**EXTRACTED MATERIAL**:

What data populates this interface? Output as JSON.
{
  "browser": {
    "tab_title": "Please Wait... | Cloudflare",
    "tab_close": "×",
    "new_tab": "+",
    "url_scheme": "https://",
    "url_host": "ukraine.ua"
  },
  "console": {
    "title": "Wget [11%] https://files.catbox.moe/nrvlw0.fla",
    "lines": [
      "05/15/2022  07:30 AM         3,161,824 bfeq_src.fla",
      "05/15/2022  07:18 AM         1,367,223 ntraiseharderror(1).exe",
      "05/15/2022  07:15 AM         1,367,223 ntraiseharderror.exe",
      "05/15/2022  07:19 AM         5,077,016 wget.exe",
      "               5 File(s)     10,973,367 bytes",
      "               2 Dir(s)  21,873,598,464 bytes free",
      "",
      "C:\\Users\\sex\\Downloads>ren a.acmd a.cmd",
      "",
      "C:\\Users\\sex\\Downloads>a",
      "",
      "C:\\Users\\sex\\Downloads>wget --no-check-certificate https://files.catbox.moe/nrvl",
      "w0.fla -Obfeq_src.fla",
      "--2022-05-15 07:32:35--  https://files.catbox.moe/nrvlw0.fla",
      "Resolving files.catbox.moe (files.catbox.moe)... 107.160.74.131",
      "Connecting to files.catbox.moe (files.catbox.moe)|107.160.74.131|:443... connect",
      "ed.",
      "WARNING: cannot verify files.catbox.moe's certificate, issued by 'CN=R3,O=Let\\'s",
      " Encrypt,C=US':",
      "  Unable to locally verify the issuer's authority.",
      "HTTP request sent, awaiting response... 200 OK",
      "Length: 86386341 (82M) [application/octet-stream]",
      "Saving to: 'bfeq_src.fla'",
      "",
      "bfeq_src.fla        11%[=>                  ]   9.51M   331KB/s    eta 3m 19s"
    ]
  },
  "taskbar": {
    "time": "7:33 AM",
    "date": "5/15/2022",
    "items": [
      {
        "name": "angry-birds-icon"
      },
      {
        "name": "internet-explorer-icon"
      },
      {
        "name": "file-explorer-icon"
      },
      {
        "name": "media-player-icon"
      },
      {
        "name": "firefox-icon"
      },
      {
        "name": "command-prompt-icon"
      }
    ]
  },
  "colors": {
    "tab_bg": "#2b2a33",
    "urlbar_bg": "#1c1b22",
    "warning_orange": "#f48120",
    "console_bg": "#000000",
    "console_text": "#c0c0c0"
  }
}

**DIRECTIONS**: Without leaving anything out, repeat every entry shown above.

**RESPONSE TO THIS TASK**:
What data populates this interface? Output as JSON.
{
  "browser": {
    "tab_title": "Please Wait... | Cloudflare",
    "tab_close": "×",
    "new_tab": "+",
    "url_scheme": "https://",
    "url_host": "ukraine.ua"
  },
  "console": {
    "title": "Wget [11%] https://files.catbox.moe/nrvlw0.fla",
    "lines": [
      "05/15/2022  07:30 AM         3,161,824 bfeq_src.fla",
      "05/15/2022  07:18 AM         1,367,223 ntraiseharderror(1).exe",
      "05/15/2022  07:15 AM         1,367,223 ntraiseharderror.exe",
      "05/15/2022  07:19 AM         5,077,016 wget.exe",
      "               5 File(s)     10,973,367 bytes",
      "               2 Dir(s)  21,873,598,464 bytes free",
      "",
      "C:\\Users\\sex\\Downloads>ren a.acmd a.cmd",
      "",
      "C:\\Users\\sex\\Downloads>a",
      "",
      "C:\\Users\\sex\\Downloads>wget --no-check-certificate https://files.catbox.moe/nrvl",
      "w0.fla -Obfeq_src.fla",
      "--2022-05-15 07:32:35--  https://files.catbox.moe/nrvlw0.fla",
      "Resolving files.catbox.moe (files.catbox.moe)... 107.160.74.131",
      "Connecting to files.catbox.moe (files.catbox.moe)|107.160.74.131|:443... connect",
      "ed.",
      "WARNING: cannot verify files.catbox.moe's certificate, issued by 'CN=R3,O=Let\\'s",
      " Encrypt,C=US':",
      "  Unable to locally verify the issuer's authority.",
      "HTTP request sent, awaiting response... 200 OK",
      "Length: 86386341 (82M) [application/octet-stream]",
      "Saving to: 'bfeq_src.fla'",
      "",
      "bfeq_src.fla        11%[=>                  ]   9.51M   331KB/s    eta 3m 19s"
    ]
  },
  "taskbar": {
    "time": "7:33 AM",
    "date": "5/15/2022",
    "items": [
      {
        "name": "angry-birds-icon"
      },
      {
        "name": "internet-explorer-icon"
      },
      {
        "name": "file-explorer-icon"
      },
      {
        "name": "media-player-icon"
      },
      {
        "name": "firefox-icon"
      },
      {
        "name": "command-prompt-icon"
      }
    ]
  },
  "colors": {
    "tab_bg": "#2b2a33",
    "urlbar_bg": "#1c1b22",
    "warning_orange": "#f48120",
    "console_bg": "#000000",
    "console_text": "#c0c0c0"
  }
}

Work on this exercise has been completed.